Introduction: Modernization as Spectacle in Africa
Stephan F. Miescher, Peter J. Bloom, and Takyiwaa Manuh

Part I. Modernization and the Origins of the Package
1. After Modernization: Globalization and the African Dilemma
Percy C. Hintzen
2. Modernization Theory and the Figure of Blindness: Filial Reflections
Andrew Apter

Part II. Media, Modernity, and Modernization
3. Film as Instrument of Modernization and Social Change in Africa: The Long View
Rosaleen Smyth
4. Mass Education, Cooperation, and the "African Mind"
Aaron Windel
5. Is Propaganda Modernity? Press and Radio for "Africans" in Zambia, Zimbabwe, and Malawi during World War II and its Aftermath
Mhoze Chikowero
6. Elocution, Englishness, and Empire: Film and Radio in Late Colonial Ghana
Peter J. Bloom

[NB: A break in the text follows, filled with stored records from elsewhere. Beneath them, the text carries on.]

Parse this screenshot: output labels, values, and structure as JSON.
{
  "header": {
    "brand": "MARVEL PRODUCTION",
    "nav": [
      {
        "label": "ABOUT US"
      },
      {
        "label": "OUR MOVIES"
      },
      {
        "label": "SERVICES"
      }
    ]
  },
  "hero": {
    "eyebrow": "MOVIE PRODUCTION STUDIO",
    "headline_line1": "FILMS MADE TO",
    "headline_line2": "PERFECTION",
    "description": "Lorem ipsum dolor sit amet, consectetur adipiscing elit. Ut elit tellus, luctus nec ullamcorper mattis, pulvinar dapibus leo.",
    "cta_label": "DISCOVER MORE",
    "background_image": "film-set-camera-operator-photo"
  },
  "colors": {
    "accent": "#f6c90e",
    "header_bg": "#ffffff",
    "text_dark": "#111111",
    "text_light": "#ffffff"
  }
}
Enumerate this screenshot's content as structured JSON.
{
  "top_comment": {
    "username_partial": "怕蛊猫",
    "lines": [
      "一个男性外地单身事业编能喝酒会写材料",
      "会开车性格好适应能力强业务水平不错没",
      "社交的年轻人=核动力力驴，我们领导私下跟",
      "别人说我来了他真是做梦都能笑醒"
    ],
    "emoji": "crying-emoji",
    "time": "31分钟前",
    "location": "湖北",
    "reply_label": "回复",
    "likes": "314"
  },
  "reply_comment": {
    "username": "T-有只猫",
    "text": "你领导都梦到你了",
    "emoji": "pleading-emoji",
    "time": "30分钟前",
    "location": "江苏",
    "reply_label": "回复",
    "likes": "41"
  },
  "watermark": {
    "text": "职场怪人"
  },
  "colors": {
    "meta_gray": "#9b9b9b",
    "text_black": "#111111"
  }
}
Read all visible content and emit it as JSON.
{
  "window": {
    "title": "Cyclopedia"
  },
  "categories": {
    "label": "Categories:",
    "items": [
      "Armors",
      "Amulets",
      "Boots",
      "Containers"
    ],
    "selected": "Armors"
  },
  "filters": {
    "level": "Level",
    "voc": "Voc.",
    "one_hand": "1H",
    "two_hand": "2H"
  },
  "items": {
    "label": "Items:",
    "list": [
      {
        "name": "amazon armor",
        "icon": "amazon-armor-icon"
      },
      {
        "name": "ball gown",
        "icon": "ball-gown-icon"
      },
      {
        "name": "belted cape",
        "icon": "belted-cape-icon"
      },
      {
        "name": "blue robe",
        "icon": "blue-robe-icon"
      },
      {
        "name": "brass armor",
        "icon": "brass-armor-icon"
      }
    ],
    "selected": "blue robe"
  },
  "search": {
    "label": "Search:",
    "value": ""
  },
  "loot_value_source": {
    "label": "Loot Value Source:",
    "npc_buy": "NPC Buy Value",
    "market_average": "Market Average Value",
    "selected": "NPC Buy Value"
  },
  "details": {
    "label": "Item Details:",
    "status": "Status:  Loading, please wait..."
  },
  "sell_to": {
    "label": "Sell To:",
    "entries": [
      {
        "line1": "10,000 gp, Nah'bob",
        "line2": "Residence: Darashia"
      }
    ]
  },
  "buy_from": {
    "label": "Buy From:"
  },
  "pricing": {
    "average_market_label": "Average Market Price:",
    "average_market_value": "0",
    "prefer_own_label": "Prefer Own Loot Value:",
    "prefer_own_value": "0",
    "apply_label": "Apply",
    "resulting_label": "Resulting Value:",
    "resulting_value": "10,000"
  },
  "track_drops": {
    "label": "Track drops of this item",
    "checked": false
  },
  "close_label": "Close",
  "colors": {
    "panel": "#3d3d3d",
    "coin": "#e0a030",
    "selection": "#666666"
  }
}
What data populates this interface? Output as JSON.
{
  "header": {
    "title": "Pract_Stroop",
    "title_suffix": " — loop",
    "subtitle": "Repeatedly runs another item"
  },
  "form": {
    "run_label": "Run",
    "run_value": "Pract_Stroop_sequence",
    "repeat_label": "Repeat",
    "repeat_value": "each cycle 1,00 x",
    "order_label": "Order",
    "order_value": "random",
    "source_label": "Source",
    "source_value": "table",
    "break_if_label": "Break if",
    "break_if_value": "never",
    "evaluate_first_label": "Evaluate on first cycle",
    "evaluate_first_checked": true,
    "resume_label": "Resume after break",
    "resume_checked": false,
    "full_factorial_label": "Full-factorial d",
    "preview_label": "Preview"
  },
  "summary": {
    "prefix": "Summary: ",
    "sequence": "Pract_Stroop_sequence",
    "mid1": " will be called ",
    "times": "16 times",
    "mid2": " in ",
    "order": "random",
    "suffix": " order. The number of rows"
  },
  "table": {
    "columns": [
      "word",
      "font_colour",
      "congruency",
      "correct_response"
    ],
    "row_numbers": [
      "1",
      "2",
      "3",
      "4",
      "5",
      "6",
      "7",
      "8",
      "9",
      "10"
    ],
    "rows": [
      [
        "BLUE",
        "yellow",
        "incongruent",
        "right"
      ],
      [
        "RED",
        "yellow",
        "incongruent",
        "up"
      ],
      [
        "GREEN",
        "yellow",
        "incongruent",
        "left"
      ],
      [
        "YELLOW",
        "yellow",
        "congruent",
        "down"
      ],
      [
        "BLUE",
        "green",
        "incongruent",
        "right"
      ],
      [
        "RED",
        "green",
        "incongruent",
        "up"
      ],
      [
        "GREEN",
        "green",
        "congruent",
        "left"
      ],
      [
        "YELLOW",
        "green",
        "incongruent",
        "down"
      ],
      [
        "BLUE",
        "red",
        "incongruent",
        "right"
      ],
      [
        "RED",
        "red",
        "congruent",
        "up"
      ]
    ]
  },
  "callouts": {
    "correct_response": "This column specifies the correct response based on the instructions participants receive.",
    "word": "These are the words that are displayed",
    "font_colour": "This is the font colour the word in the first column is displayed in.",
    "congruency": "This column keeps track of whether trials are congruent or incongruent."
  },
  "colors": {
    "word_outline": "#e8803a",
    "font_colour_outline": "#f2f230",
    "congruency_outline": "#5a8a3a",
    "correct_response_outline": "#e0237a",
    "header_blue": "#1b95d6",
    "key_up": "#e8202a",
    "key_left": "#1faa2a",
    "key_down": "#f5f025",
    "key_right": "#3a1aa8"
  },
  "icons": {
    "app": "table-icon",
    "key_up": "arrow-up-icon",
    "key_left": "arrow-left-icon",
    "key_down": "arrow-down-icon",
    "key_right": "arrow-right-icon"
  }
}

Part III. Infrastructure and Effects
7. Negotiating Modernization: The Kariba Dam Project in the Central African Federation, c. 1954-1960
Julia Tischler
8. "No One Should Be Worse Off": The Akosombo Dam, Modernization, and the Experience of Resettlement in Ghana
Stephan F. Miescher
9. Radioactive Excess: Modernization as Spectacle and Betrayal in Postcolonial Gabon
Gabrielle Hecht

Part IV. Institutional Training in Nkrumah’s Ghana
10. Modeling Modernity: The Brief Story of Kwame Nkrumah, a Nazi Pilot Named Hanna, and the Wonders of Motorless Flight
Jean Allman
11. The African Personality Dances Highlife: Popular Music, Urban Youth, and Cultural Modernization in Nkrumah’s Ghana, 1957-1965
Nate Plageman
12. Building Institutions for the New Africa: The Institute of African Studies at the University of Ghana
Takyiwaa Manuh

Part V. Modernization and the Literary Imagination
13. Theatre and the Politics of Display: The Tragedy of King Christophe at Senegal’s First World Festival of Negro Arts
Christina S. McMahon
14. Re-Engaging Narratives of Modernization in Contemporary African Literature